TASK REQUIREMENTS: Please give the records below back in full, exactly as shown.
********
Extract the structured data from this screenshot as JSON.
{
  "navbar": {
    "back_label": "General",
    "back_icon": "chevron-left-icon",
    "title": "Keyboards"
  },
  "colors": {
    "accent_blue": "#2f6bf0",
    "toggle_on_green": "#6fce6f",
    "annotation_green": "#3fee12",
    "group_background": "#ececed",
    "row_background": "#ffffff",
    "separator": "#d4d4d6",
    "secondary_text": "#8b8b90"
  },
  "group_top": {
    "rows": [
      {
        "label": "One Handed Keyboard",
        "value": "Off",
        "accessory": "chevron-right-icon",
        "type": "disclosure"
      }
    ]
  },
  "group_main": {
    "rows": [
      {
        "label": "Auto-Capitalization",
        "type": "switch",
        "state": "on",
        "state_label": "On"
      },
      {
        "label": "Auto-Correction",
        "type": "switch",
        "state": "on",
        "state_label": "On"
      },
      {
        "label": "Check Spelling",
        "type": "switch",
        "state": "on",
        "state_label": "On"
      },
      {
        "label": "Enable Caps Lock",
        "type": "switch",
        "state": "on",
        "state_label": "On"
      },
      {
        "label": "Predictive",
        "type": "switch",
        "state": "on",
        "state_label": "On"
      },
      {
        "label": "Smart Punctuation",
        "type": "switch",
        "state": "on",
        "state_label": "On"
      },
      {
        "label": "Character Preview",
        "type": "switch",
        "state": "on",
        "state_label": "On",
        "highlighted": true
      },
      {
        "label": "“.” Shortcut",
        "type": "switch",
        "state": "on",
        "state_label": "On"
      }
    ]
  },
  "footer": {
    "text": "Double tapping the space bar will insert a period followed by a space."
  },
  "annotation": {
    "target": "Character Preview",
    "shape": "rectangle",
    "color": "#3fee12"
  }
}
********
EXERCISE RESULT:
Extract the structured data from this screenshot as JSON.
{
  "navbar": {
    "back_label": "General",
    "back_icon": "chevron-left-icon",
    "title": "Keyboards"
  },
  "colors": {
    "accent_blue": "#2f6bf0",
    "toggle_on_green": "#6fce6f",
    "annotation_green": "#3fee12",
    "group_background": "#ececed",
    "row_background": "#ffffff",
    "separator": "#d4d4d6",
    "secondary_text": "#8b8b90"
  },
  "group_top": {
    "rows": [
      {
        "label": "One Handed Keyboard",
        "value": "Off",
        "accessory": "chevron-right-icon",
        "type": "disclosure"
      }
    ]
  },
  "group_main": {
    "rows": [
      {
        "label": "Auto-Capitalization",
        "type": "switch",
        "state": "on",
        "state_label": "On"
      },
      {
        "label": "Auto-Correction",
        "type": "switch",
        "state": "on",
        "state_label": "On"
      },
      {
        "label": "Check Spelling",
        "type": "switch",
        "state": "on",
        "state_label": "On"
      },
      {
        "label": "Enable Caps Lock",
        "type": "switch",
        "state": "on",
        "state_label": "On"
      },
      {
        "label": "Predictive",
        "type": "switch",
        "state": "on",
        "state_label": "On"
      },
      {
        "label": "Smart Punctuation",
        "type": "switch",
        "state": "on",
        "state_label": "On"
      },
      {
        "label": "Character Preview",
        "type": "switch",
        "state": "on",
        "state_label": "On",
        "highlighted": true
      },
      {
        "label": "“.” Shortcut",
        "type": "switch",
        "state": "on",
        "state_label": "On"
      }
    ]
  },
  "footer": {
    "text": "Double tapping the space bar will insert a period followed by a space."
  },
  "annotation": {
    "target": "Character Preview",
    "shape": "rectangle",
    "color": "#3fee12"
  }
}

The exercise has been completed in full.